(Web page and app entries)
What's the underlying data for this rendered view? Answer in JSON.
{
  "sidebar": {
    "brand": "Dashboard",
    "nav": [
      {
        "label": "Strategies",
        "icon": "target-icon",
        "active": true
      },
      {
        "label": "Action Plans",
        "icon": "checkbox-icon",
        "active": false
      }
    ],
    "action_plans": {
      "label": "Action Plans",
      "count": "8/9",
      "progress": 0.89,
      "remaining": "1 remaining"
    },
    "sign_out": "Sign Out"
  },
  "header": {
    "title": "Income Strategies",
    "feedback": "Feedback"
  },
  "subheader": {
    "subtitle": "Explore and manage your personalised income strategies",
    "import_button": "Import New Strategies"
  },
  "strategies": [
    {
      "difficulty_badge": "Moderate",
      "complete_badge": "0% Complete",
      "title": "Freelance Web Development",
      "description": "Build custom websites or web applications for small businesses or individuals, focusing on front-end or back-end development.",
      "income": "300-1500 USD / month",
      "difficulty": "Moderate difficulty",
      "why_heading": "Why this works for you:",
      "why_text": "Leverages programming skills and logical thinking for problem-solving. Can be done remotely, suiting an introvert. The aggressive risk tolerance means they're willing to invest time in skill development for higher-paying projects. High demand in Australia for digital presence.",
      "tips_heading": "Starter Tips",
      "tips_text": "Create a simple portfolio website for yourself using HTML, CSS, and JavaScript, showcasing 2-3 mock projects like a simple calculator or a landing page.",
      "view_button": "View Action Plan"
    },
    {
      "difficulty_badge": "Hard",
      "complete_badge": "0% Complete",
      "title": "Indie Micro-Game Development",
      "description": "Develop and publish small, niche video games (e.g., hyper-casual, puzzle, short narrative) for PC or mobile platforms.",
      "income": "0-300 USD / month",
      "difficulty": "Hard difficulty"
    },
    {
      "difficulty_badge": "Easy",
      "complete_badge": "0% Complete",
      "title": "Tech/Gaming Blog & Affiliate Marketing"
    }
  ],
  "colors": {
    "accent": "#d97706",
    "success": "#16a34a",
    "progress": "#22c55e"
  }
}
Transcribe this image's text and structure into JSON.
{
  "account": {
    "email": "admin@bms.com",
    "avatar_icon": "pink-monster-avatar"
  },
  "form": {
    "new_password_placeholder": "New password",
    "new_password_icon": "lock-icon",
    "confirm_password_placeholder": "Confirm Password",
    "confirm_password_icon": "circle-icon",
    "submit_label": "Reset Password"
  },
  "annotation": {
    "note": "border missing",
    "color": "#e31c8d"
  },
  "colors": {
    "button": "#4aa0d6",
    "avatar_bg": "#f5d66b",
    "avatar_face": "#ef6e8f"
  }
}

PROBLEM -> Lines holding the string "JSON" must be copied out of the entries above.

OUTPUT FOR THIS EXERCISE ->
What's the underlying data for this rendered view? Answer in JSON.
Transcribe this image's text and structure into JSON.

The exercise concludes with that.